─── Material for this exercise ───
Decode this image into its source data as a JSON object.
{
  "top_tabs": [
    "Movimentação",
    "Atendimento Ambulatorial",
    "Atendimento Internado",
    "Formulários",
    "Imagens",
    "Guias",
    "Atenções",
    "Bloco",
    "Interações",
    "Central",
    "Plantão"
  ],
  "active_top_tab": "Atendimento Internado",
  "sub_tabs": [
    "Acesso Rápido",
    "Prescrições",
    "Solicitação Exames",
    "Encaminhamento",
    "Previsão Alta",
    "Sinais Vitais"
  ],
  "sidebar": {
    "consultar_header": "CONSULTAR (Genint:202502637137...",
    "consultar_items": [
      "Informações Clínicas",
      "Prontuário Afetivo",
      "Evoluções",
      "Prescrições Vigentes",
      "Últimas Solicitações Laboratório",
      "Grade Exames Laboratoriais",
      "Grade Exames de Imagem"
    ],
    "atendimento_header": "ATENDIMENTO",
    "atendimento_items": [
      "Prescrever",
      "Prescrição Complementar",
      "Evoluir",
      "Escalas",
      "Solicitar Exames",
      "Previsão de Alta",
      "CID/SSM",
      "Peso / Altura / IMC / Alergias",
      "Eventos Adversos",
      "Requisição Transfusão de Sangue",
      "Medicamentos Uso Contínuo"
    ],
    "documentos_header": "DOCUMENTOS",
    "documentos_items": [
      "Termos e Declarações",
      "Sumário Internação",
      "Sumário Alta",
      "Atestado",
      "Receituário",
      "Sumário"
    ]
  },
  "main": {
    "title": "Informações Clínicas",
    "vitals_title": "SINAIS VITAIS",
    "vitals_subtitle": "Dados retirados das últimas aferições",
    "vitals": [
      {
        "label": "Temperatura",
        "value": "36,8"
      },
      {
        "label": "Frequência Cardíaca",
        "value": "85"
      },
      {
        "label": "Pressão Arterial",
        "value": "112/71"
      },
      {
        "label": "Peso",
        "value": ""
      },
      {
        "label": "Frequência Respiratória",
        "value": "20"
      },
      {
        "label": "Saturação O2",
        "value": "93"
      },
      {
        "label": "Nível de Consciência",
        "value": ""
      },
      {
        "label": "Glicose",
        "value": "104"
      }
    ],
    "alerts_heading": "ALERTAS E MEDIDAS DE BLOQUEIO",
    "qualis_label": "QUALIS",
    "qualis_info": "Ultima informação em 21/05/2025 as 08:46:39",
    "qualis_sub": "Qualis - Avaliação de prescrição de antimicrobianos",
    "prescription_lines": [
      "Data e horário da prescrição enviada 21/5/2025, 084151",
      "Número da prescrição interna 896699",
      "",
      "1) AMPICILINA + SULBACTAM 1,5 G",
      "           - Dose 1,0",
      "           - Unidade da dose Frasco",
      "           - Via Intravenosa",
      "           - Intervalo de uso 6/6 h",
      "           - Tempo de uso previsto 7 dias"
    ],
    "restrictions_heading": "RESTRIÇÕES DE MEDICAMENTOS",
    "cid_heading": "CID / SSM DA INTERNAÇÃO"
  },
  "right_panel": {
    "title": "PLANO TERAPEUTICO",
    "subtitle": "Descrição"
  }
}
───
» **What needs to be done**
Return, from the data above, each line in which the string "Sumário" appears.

» **Exercise answer**
      "Sumário Internação",
      "Sumário Alta",
      "Sumário"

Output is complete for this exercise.